## Excerpted data
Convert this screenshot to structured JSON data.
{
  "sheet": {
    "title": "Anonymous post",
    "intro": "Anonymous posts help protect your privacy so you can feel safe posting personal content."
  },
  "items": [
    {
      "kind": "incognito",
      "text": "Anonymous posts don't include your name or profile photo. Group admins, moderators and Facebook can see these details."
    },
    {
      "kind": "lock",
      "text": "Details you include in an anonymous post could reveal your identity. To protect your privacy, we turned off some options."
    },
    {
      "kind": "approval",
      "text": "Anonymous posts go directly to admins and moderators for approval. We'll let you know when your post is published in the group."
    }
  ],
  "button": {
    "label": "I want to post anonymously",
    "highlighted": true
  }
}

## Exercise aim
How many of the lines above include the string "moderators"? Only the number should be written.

## Expected answer
2